Updated: Aug 11
Taking a break is hard to do. It’s even harder when you feel like the entire world is at your desk and watching your every move. And taking time off to recharge your career is not just about getting away from work (although that’s important). It’s about coming back with an entirely new perspective and a renewed energy for what matters most: your career.
If you’re feeling burned out, it’s likely time to take a break and reset your schedule. The good news is that this doesn’t mean giving up on your career. You just need to re-prioritize and reconnect with yourself - without any distractions.
1. Improve efficiency and ingenuity
Even quick breaks during the workday can help you maintain focus and boost your productivity and creativity. Taking one step back briefly can help you feel rejuvenated so that you can tackle your to-do list with even more vim and vigor when you return to your desk.
What can you do to re-energize while on your break? Here are just a few options:
Take a brisk walk outside, or just sit in the sunshine
Grab a healthy smoothie, herbal tea, or a light snack
Listen to music you love (and crank up the volume, if you can!)
Reorganize your workspace and declutter
Meditate or practice deep breathing techniques
2. Maintain a more satisfactory work-life balance
Companies now offer their employees remote and other flexible work arrangements, which can enhance work-life balance. But as many professionals have learned during the pandemic experience, working from home needs to be managed effectively, or it could lead to work-life imbalance.
Windowed work - the practice of breaking up your day into distinct chunks of business and personal time, can help. Here are some quick tips for using this method:
Identify your power hours - reserve this high-productivity time — morning, late afternoon, or evening — to concentrate on tasks that require the most skill and focus.
Group similar activities - try to cluster tasks that require equal effort and resources and block off hour-long increments, or longer, to get them done.
Keep your schedule current and share it - keep colleagues in the loop on times that are best for you to meet and collaborate throughout the work week and when you are unavailable or would prefer not to be disturbed.
3. Appreciate brand-new adventures
Just as taking short breaks during your workday can boost productivity and creativity, getting away from the office for a vacation can help you rejuvenate. It can also keep you from burning out.
There is another benefit that vacation time can provide: It offers an opportunity to experience new things, go to new places and meet new people. Even if your vacation is a staycation, you can still do many things to enrich your mind, promote your wellness and have fun while you hit the pause button on work.

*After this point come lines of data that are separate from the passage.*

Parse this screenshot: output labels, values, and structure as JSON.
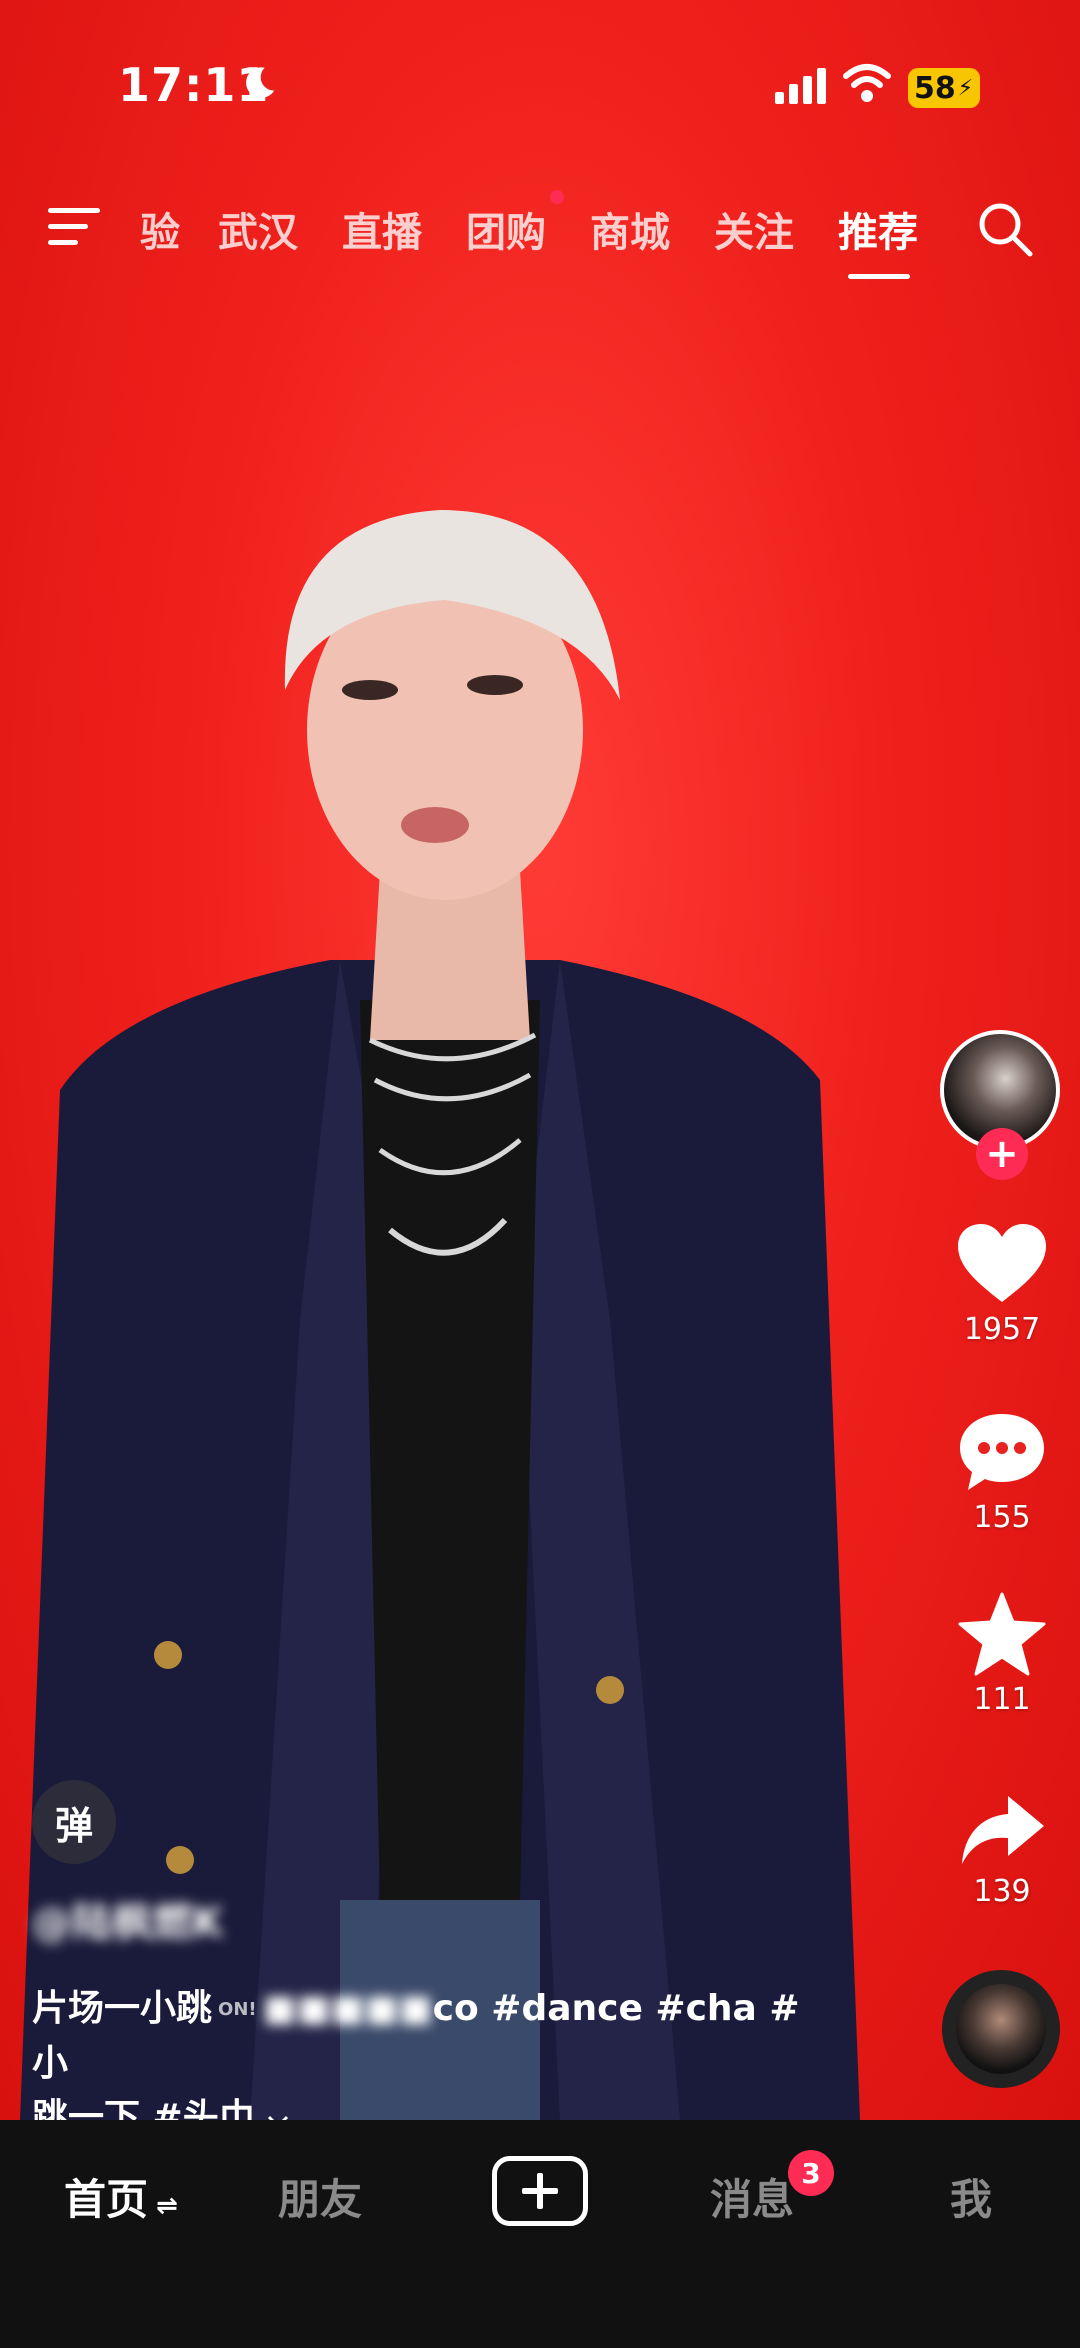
{
  "status_bar": {
    "time": "17:11",
    "battery": "58"
  },
  "top_nav": {
    "tabs": [
      "验",
      "武汉",
      "直播",
      "团购",
      "商城",
      "关注",
      "推荐"
    ],
    "active": "推荐"
  },
  "actions": {
    "likes": "1957",
    "comments": "155",
    "favorites": "111",
    "shares": "139"
  },
  "video_info": {
    "danmu_label": "弹",
    "author": "@陆枫燃K",
    "caption_line1_a": "片场一小跳",
    "caption_on_badge": "ON!",
    "caption_line1_b": "co #dance #cha #小",
    "caption_line2": "跳一下 #头巾"
  },
  "bottom_nav": {
    "home": "首页",
    "friends": "朋友",
    "messages": "消息",
    "messages_badge": "3",
    "me": "我"
  },
  "colors": {
    "accent": "#fe2c55",
    "video_bg": "#f0211d",
    "battery": "#f7c600"
  }
}
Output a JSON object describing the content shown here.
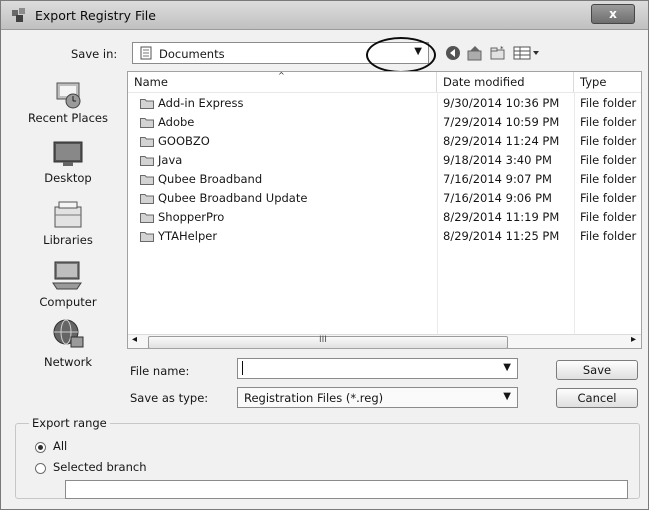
{
  "window": {
    "title": "Export Registry File",
    "close_label": "x"
  },
  "save_in": {
    "label": "Save in:",
    "value": "Documents"
  },
  "places": [
    {
      "label": "Recent Places",
      "icon": "recent-places-icon"
    },
    {
      "label": "Desktop",
      "icon": "desktop-icon"
    },
    {
      "label": "Libraries",
      "icon": "libraries-icon"
    },
    {
      "label": "Computer",
      "icon": "computer-icon"
    },
    {
      "label": "Network",
      "icon": "network-icon"
    }
  ],
  "file_list": {
    "columns": [
      "Name",
      "Date modified",
      "Type"
    ],
    "rows": [
      {
        "name": "Add-in Express",
        "date": "9/30/2014 10:36 PM",
        "type": "File folder"
      },
      {
        "name": "Adobe",
        "date": "7/29/2014 10:59 PM",
        "type": "File folder"
      },
      {
        "name": "GOOBZO",
        "date": "8/29/2014 11:24 PM",
        "type": "File folder"
      },
      {
        "name": "Java",
        "date": "9/18/2014 3:40 PM",
        "type": "File folder"
      },
      {
        "name": "Qubee Broadband",
        "date": "7/16/2014 9:07 PM",
        "type": "File folder"
      },
      {
        "name": "Qubee Broadband Update",
        "date": "7/16/2014 9:06 PM",
        "type": "File folder"
      },
      {
        "name": "ShopperPro",
        "date": "8/29/2014 11:19 PM",
        "type": "File folder"
      },
      {
        "name": "YTAHelper",
        "date": "8/29/2014 11:25 PM",
        "type": "File folder"
      }
    ],
    "scroll_grip": "III"
  },
  "file_name": {
    "label": "File name:",
    "value": ""
  },
  "save_as_type": {
    "label": "Save as type:",
    "value": "Registration Files (*.reg)"
  },
  "buttons": {
    "save": "Save",
    "cancel": "Cancel"
  },
  "export_range": {
    "label": "Export range",
    "options": [
      {
        "label": "All",
        "selected": true
      },
      {
        "label": "Selected branch",
        "selected": false
      }
    ],
    "branch_value": ""
  }
}
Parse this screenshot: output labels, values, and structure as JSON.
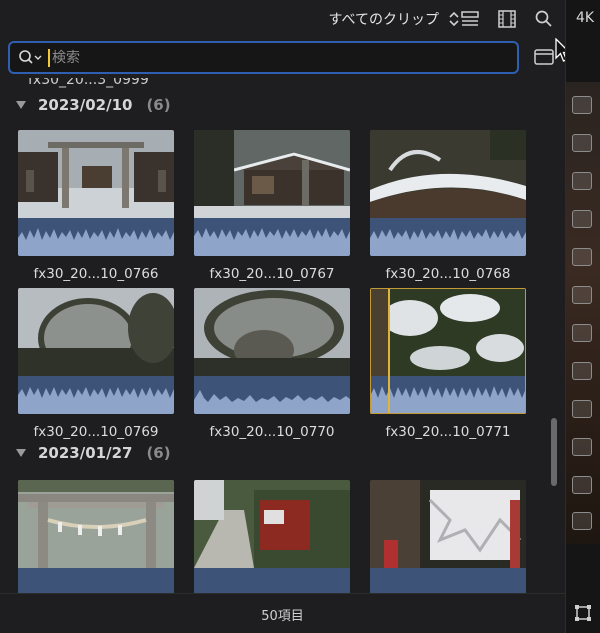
{
  "toolbar": {
    "filter_label": "すべてのクリップ",
    "filter_chevron_icon": "up-down-chevron-icon",
    "list_view_icon": "list-view-icon",
    "filmstrip_icon": "filmstrip-icon",
    "search_icon": "search-icon"
  },
  "right_panel": {
    "label": "4K"
  },
  "search": {
    "placeholder": "検索",
    "value": ""
  },
  "list": {
    "partial_clip_name": "fx30_20...3_0999",
    "groups": [
      {
        "date": "2023/02/10",
        "count": "(6)",
        "clips": [
          {
            "name": "fx30_20...10_0766"
          },
          {
            "name": "fx30_20...10_0767"
          },
          {
            "name": "fx30_20...10_0768"
          },
          {
            "name": "fx30_20...10_0769"
          },
          {
            "name": "fx30_20...10_0770"
          },
          {
            "name": "fx30_20...10_0771"
          }
        ]
      },
      {
        "date": "2023/01/27",
        "count": "(6)",
        "clips": [
          {
            "name": ""
          },
          {
            "name": ""
          },
          {
            "name": ""
          }
        ]
      }
    ]
  },
  "footer": {
    "item_count": "50項目"
  },
  "colors": {
    "background": "#1e1e20",
    "search_focus": "#2f5fb0",
    "audio_waveform_bg": "#3d5378",
    "audio_waveform": "#8ea4c8",
    "playhead": "#e0b43a"
  }
}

Moreover, the key to a successful vacation: taking time away from work; help ensure you can do that; you should:
Make and communicate your plans as early as possible. Let your manager know when you’re expecting to take time off. And try to avoid being on vacation during hectic times for your company or team or when special projects may require an all-hands-on-deck approach.
Set up an “out of the office” message. Do this for email and voicemail. If possible, include contact information for a colleague your boss has designated to manage any urgent matters while you are out.
Resist the urge to check in with work. How can you fully recharge if you keep dipping back into position while on vacation? Plus, your colleagues and clients will assume it is OK to interrupt you and that you will respond to requests promptly while you are out.
Even the busiest professionals deserve to take breaks, so make sure you regularly set aside time to unwind. And when you do pivot back to work, you can hit the ground running with renewed energy and enthusiasm — making you even more effective in your job and career.
Still don’t think you can unplug from work when you need to? It might be time to look for new employment. As a starting point, try exploring RYLEM STAFFING vacancies. It never hurts to explore your options, whether interested in an on-site or remote work opportunity.